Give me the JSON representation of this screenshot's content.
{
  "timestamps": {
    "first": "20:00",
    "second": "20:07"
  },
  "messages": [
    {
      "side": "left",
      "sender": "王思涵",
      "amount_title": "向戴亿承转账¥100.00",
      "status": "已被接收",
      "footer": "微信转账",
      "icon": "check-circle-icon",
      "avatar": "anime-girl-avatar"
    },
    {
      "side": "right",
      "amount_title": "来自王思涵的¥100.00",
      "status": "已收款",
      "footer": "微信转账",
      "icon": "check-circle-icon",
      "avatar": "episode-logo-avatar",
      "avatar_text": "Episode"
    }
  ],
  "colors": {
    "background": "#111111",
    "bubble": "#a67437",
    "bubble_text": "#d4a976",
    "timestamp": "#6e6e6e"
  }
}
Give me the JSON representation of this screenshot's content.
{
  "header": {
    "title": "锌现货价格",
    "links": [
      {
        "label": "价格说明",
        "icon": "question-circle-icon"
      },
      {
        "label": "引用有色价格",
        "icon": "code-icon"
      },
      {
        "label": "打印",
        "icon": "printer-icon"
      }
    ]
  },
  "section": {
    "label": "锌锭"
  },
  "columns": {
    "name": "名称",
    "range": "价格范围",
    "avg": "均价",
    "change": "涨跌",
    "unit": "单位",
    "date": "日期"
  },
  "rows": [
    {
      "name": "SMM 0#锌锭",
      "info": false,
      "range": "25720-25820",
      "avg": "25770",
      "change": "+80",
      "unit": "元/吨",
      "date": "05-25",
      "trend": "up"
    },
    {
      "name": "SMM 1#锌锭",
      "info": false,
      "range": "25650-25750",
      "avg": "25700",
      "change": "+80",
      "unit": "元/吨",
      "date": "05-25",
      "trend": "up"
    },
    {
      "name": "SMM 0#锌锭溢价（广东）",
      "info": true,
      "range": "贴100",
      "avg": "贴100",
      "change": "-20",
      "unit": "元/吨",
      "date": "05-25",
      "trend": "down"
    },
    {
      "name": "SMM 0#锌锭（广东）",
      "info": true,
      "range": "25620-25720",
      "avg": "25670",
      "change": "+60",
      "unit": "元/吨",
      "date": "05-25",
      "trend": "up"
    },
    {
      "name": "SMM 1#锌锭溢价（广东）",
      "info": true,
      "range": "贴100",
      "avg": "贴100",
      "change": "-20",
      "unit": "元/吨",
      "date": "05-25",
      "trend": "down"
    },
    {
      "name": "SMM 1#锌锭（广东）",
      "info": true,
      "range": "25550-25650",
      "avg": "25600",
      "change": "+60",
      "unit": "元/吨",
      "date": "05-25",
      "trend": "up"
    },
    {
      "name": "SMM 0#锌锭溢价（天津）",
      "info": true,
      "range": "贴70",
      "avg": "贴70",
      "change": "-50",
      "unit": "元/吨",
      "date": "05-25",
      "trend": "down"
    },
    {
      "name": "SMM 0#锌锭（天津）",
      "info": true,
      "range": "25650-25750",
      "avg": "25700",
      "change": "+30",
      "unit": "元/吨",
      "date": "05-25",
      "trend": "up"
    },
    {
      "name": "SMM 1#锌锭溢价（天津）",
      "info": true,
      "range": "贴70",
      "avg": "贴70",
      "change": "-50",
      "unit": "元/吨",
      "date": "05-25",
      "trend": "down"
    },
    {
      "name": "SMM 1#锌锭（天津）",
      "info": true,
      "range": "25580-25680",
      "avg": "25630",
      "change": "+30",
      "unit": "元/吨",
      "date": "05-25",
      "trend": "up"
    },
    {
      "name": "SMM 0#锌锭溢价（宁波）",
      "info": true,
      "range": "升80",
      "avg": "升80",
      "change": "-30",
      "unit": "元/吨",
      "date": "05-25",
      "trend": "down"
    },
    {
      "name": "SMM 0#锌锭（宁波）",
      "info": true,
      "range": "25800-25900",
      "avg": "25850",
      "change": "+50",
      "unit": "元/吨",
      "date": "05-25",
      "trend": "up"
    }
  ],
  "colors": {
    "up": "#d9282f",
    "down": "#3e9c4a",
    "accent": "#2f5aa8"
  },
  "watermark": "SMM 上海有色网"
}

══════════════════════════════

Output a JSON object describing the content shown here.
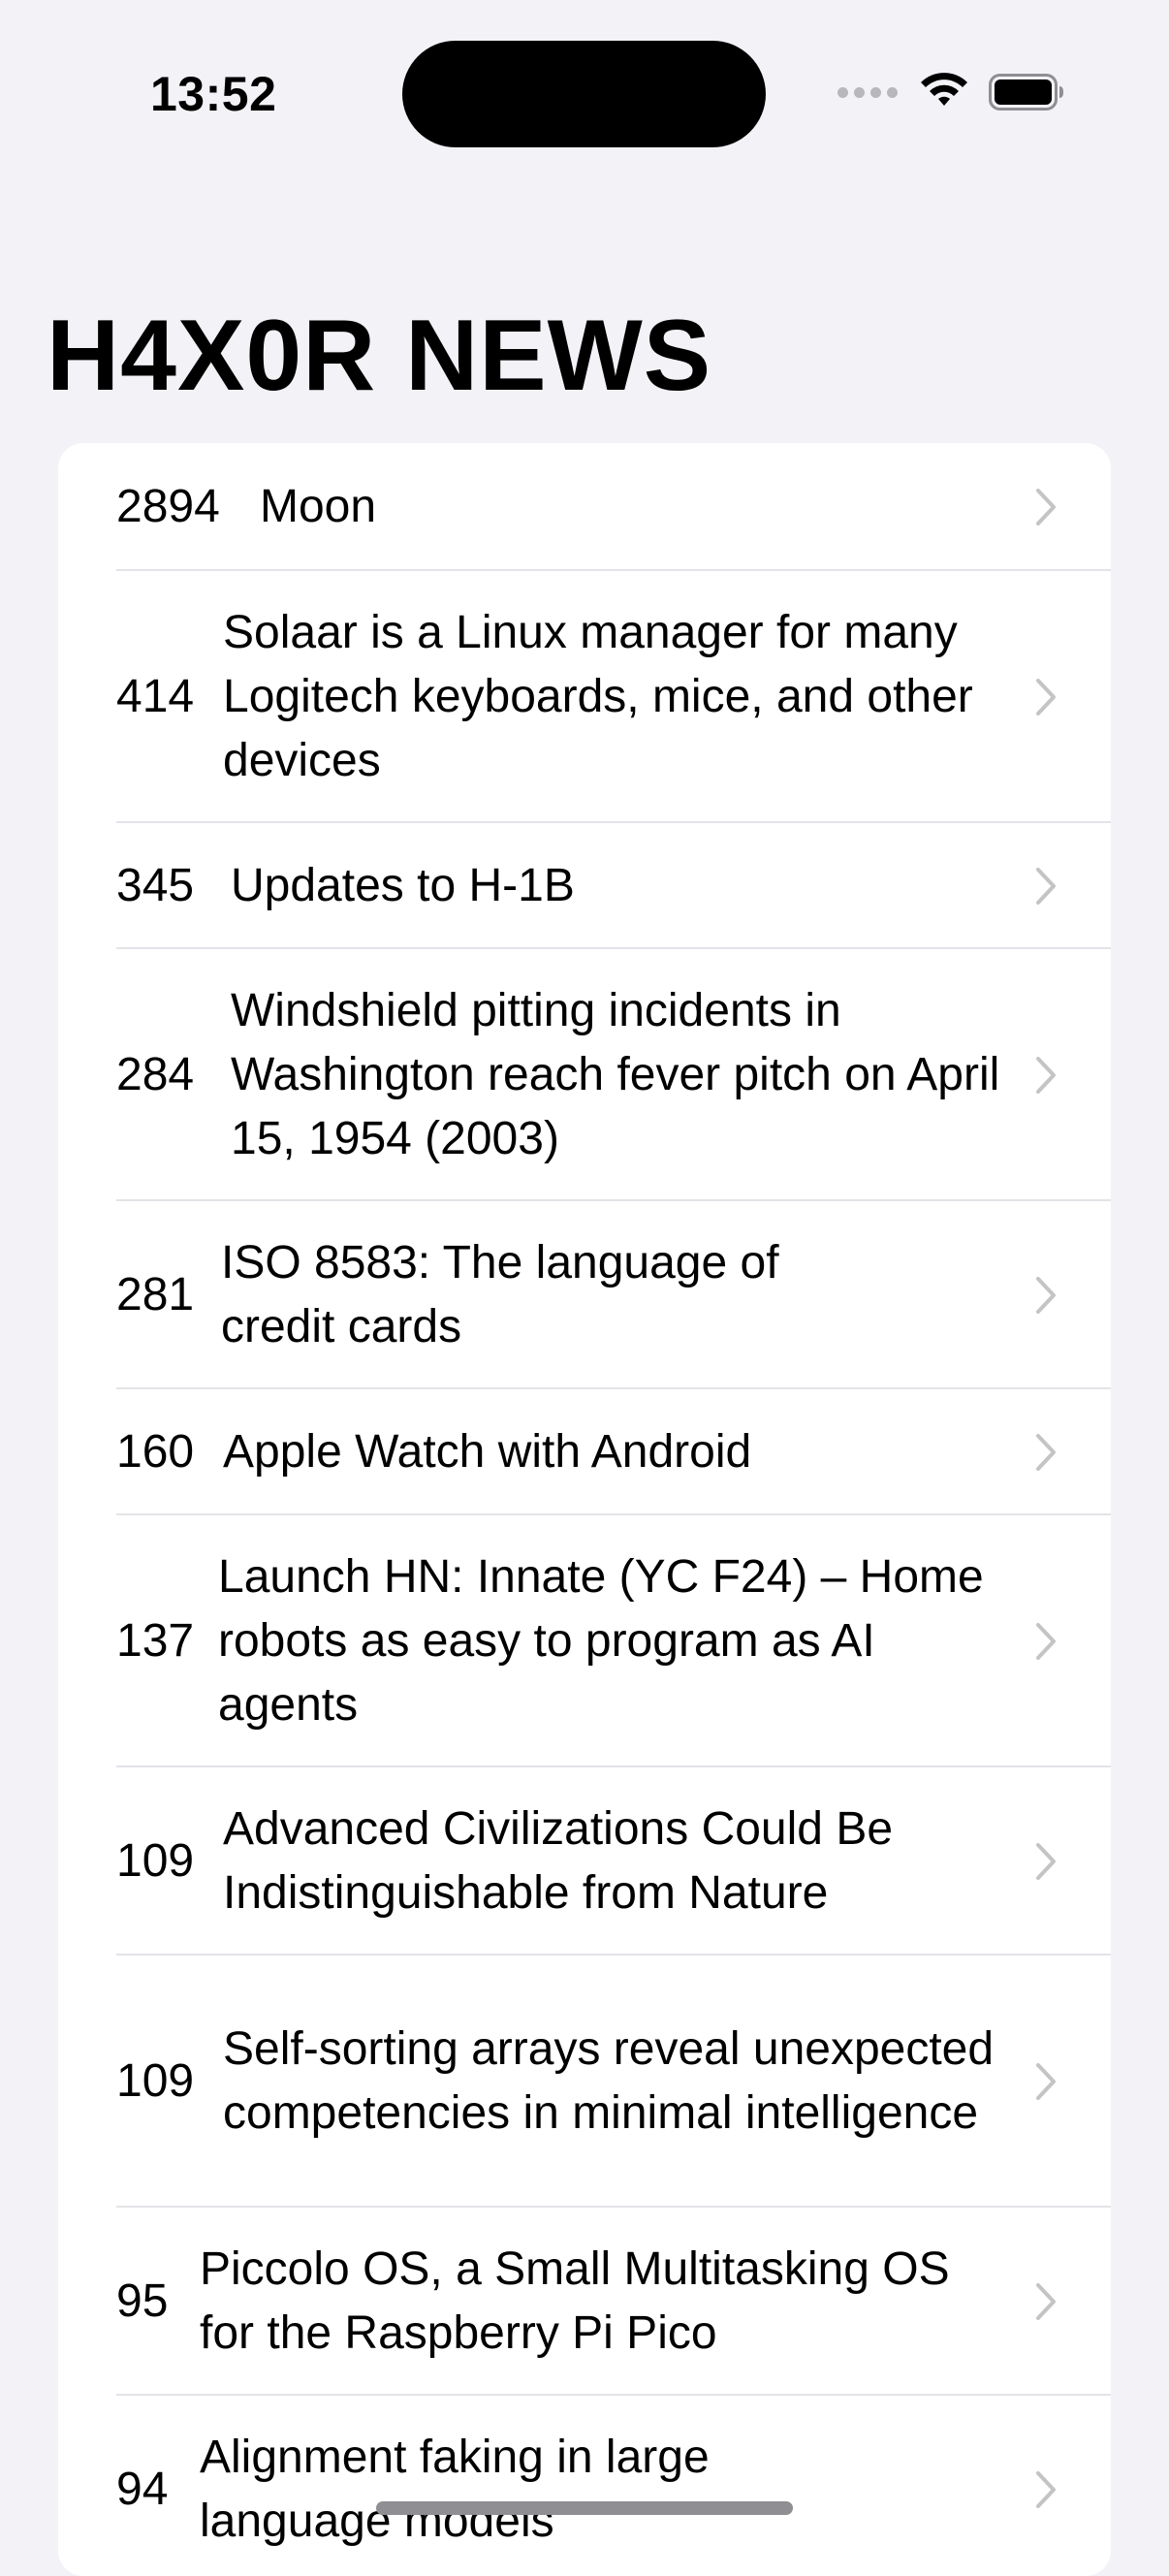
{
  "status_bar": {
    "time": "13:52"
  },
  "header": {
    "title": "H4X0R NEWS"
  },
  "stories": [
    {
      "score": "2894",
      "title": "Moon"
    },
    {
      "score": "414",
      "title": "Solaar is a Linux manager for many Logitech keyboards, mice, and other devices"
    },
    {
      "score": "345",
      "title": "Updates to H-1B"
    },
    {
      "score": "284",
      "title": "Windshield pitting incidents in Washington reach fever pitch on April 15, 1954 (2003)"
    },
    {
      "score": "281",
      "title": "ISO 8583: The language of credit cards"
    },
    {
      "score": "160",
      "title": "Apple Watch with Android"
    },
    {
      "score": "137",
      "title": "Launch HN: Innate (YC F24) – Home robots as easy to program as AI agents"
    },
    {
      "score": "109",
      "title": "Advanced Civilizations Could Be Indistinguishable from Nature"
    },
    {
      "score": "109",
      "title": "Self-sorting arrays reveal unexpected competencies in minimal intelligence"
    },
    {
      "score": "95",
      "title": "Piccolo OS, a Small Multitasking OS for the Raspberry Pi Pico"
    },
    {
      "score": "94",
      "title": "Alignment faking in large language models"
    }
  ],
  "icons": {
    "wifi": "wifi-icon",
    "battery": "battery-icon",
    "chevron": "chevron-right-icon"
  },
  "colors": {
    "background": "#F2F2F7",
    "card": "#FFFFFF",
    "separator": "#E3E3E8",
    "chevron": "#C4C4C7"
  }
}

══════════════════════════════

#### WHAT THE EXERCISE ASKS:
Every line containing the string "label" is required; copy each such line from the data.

#### RESPONSE BOX:
        "label": "价格说明",
        "label": "引用有色价格",
        "label": "打印",
    "label": "锌锭"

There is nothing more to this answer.